The fire started in a basement apartment at a six-unit building in the 4500 block of Prescott Avenue in Lyons. Lyons Police Cmdr. Brian Kuratko said around 12:20 a.m., a police officer on patrol spotted smoke and flames from the fire, so he called the police and fire departments, then ran inside the building.
When firefighters and other police officers arrived, they saw flames shooting out of the basement, and spreading to the floors above. Crews immediately went inside to search for people.
Mary Jones was sleeping when she heard Officer Charlie Wright banging on her door, and yelling for her to get out. She and her 2-year-old daughter woke up to an apartment filled with smoke.

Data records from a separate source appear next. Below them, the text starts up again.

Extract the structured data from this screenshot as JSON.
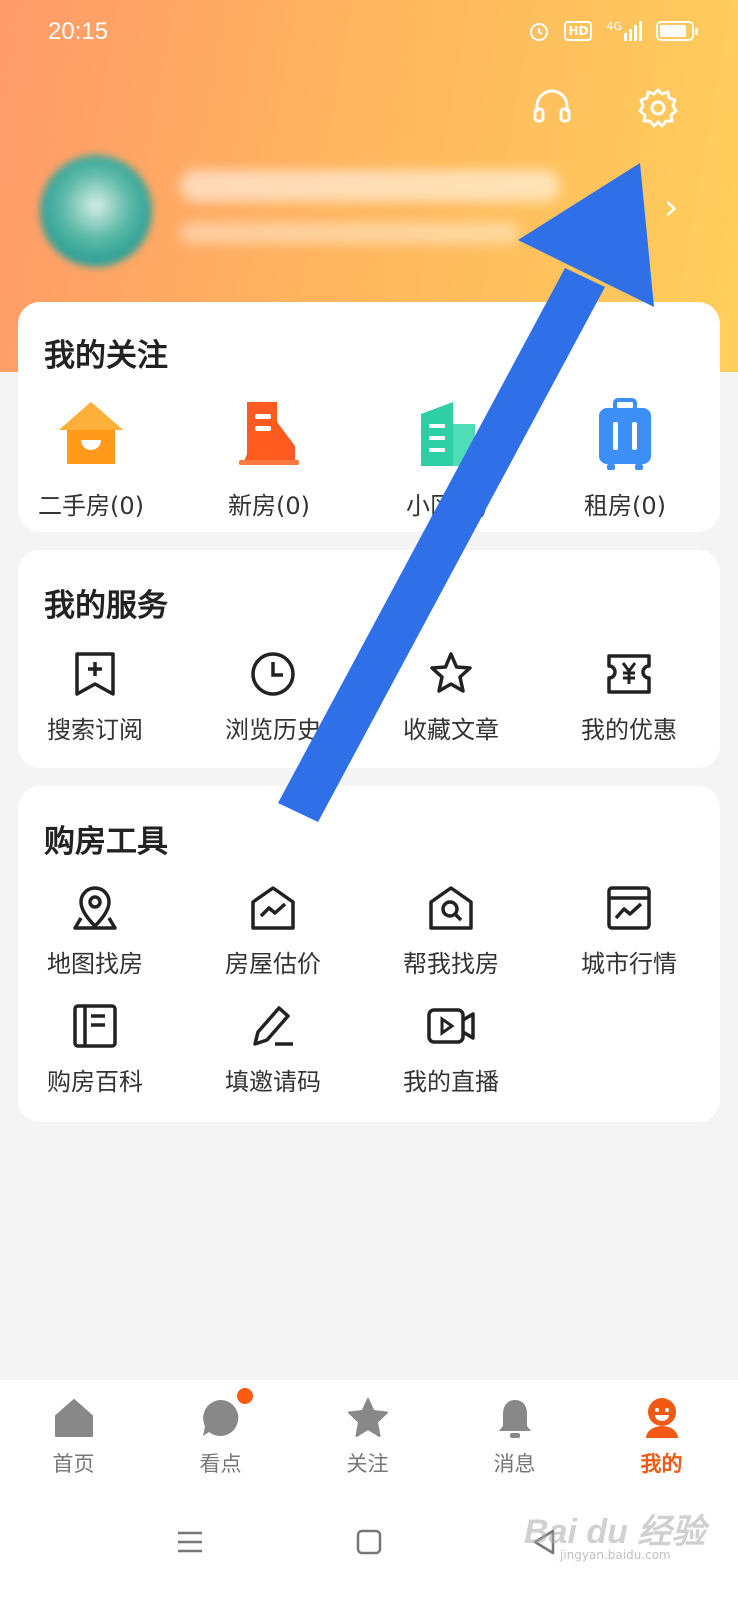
{
  "status_bar": {
    "time": "20:15",
    "network": "4G",
    "hd_label": "HD",
    "battery_level": 0.85
  },
  "header": {
    "support_icon": "headset-icon",
    "settings_icon": "gear-icon",
    "profile_arrow_icon": "chevron-right-icon",
    "gradient_colors": [
      "#ff9a6a",
      "#ffb45e",
      "#ffcf5c"
    ]
  },
  "follow": {
    "title": "我的关注",
    "items": [
      {
        "label": "二手房(0)",
        "icon": "house-icon",
        "color": "#ff9a1a"
      },
      {
        "label": "新房(0)",
        "icon": "building-icon",
        "color": "#ff5a1f"
      },
      {
        "label": "小区(0)",
        "icon": "community-icon",
        "color": "#2fcfa6"
      },
      {
        "label": "租房(0)",
        "icon": "suitcase-icon",
        "color": "#3d8ef5"
      }
    ]
  },
  "services": {
    "title": "我的服务",
    "items": [
      {
        "label": "搜索订阅",
        "icon": "bookmark-plus-icon"
      },
      {
        "label": "浏览历史",
        "icon": "clock-icon"
      },
      {
        "label": "收藏文章",
        "icon": "star-icon"
      },
      {
        "label": "我的优惠",
        "icon": "coupon-icon"
      }
    ]
  },
  "tools": {
    "title": "购房工具",
    "items": [
      {
        "label": "地图找房",
        "icon": "map-pin-icon"
      },
      {
        "label": "房屋估价",
        "icon": "house-chart-icon"
      },
      {
        "label": "帮我找房",
        "icon": "house-search-icon"
      },
      {
        "label": "城市行情",
        "icon": "trend-chart-icon"
      },
      {
        "label": "购房百科",
        "icon": "book-icon"
      },
      {
        "label": "填邀请码",
        "icon": "pencil-icon"
      },
      {
        "label": "我的直播",
        "icon": "video-icon"
      }
    ]
  },
  "tabbar": {
    "items": [
      {
        "label": "首页",
        "icon": "home-icon"
      },
      {
        "label": "看点",
        "icon": "chat-bubble-icon"
      },
      {
        "label": "关注",
        "icon": "star-icon"
      },
      {
        "label": "消息",
        "icon": "bell-icon"
      },
      {
        "label": "我的",
        "icon": "smiley-user-icon"
      }
    ],
    "active_index": 4,
    "active_color": "#f05a14"
  },
  "navbar": {
    "icons": [
      "menu-icon",
      "square-icon",
      "back-triangle-icon"
    ]
  },
  "watermark": {
    "text": "Bai du 经验",
    "sub": "jingyan.baidu.com"
  },
  "annotation": {
    "arrow_color": "#2f6fe8"
  }
}
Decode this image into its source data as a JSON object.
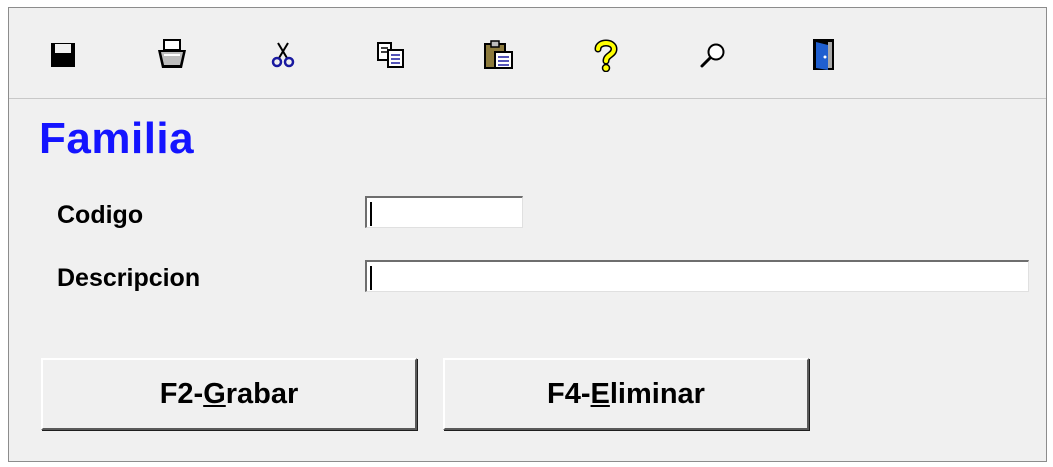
{
  "toolbar": {
    "items": [
      {
        "name": "save-icon"
      },
      {
        "name": "print-icon"
      },
      {
        "name": "cut-icon"
      },
      {
        "name": "copy-icon"
      },
      {
        "name": "paste-icon"
      },
      {
        "name": "help-icon"
      },
      {
        "name": "search-icon"
      },
      {
        "name": "exit-door-icon"
      }
    ]
  },
  "form": {
    "title": "Familia",
    "codigo_label": "Codigo",
    "codigo_value": "",
    "descripcion_label": "Descripcion",
    "descripcion_value": ""
  },
  "buttons": {
    "grabar_prefix": "F2-",
    "grabar_mnemonic": "G",
    "grabar_rest": "rabar",
    "eliminar_prefix": "F4-",
    "eliminar_mnemonic": "E",
    "eliminar_rest": "liminar"
  },
  "colors": {
    "title": "#1414ff",
    "window_bg": "#f0f0f0"
  }
}
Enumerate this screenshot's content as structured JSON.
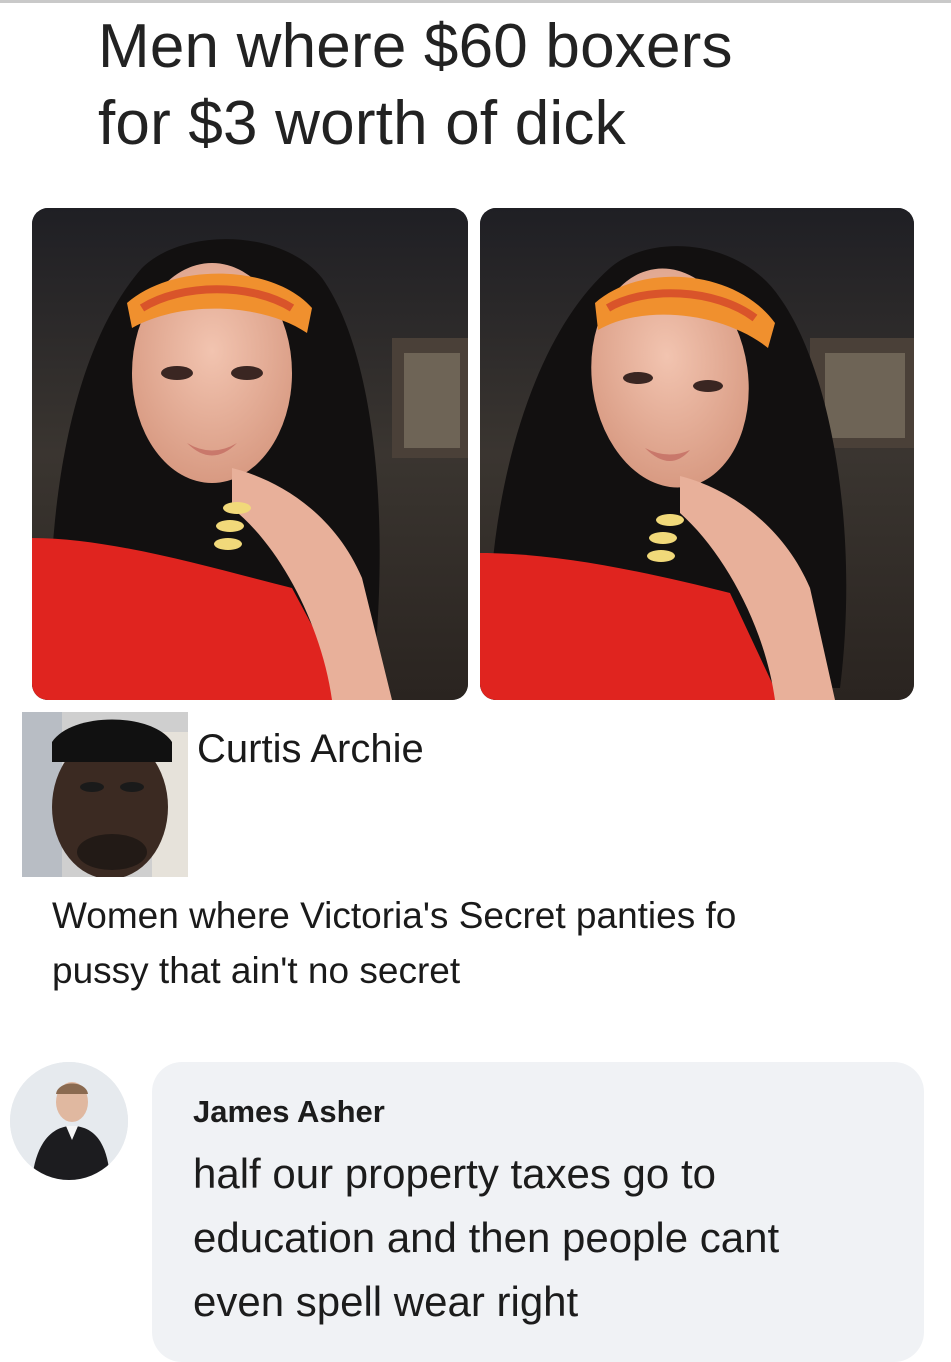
{
  "post": {
    "title_line1": "Men where $60 boxers",
    "title_line2": "for $3 worth of dick"
  },
  "photos": [
    {
      "icon": "woman-photo-1"
    },
    {
      "icon": "woman-photo-2"
    }
  ],
  "comment_1": {
    "author": "Curtis Archie",
    "avatar_icon": "man-avatar",
    "text_line1": "Women where Victoria's Secret panties fo",
    "text_line2": "pussy that ain't no secret"
  },
  "comment_2": {
    "author": "James Asher",
    "avatar_icon": "person-avatar",
    "text_line1": "half our property taxes go to",
    "text_line2": "education and then people cant",
    "text_line3": "even spell wear right"
  },
  "colors": {
    "bubble": "#f0f2f5",
    "text": "#1c1c1c",
    "shirt_red": "#e0241f",
    "headband_orange": "#f08a2a"
  }
}
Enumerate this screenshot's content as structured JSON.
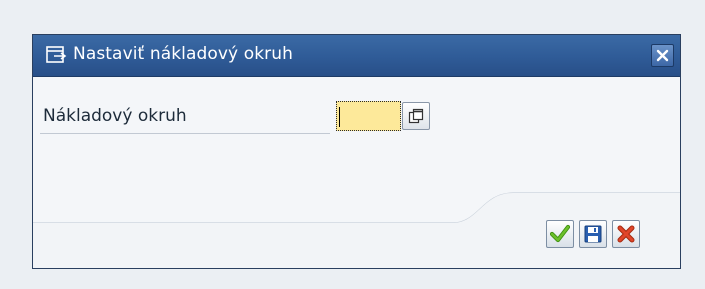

“Just like foggy. I covered her face once we went by the door, when I saw there was a lot of smoke. It was blackish, smelled really bad,” she said. “I went back to the window, and the police told me to bust the window open, and then drop my daughter down, and then I would have to come down after that.”
Police officers outside told Jones to drop Akayla into their arms, but she was having trouble opening the window.
“Then the police officer was like, ‘Just push it, just try to push it.’ So I just forced it open, and then I dropped Akayla down first,” Jones said. “She was scared, too. She didn’t want to really go with them.”
Two police officers Akayla in their arms. Jones jumped next. Both escaped unharmed, but paramedics rushed Wright to the hospital.
Wright also was able to get a man and his child out of the building when he found them in the hallway, but was overcome by smoke inhalation, and taken to a local hospital for treatment.
“It’s second nature. You see something like that, and you act upon it,” Lyons Police Chief Schinker said. “Charlie’s fine, he was treated for smoke inhalation last night. He went home this morning, and resting peacefully.”
Jones said she wanted to thank Wright for helping her and Akayla.
“I’m just grateful that the police was there, and they were able to bang on my window, and wake me and my daughter up, because if not, I wouldn’t have heard anything. I was asleep,” Jones said.
Some residents managed to get out on their own, while police and firefighters helped get others out of the building.
“I noticed the smoke detectors going off first. I was awake, and I looked through the back door. It was too smoky to go down, so I went through the front door, and I got out as soon as possible,” Jacqueline Dixon said.
In all, 11 people got out of the building safely.
The officer who was injured was expected to make a full recovery. He has been on the force for 30 years.
“We’re real proud of what he did,” Kuratko said. “We got very lucky here. This building went up very fast.”
No one else was injured in the fire. The rescued residents were receiving assistance from the American Red Cross.
Jones and her daughter were staying at a hotel Monday morning. They’re not sure if they’ll be able to move back into their apartment.
The cause of the fire was under investigation Monday morning, but it appeared to have been an accident.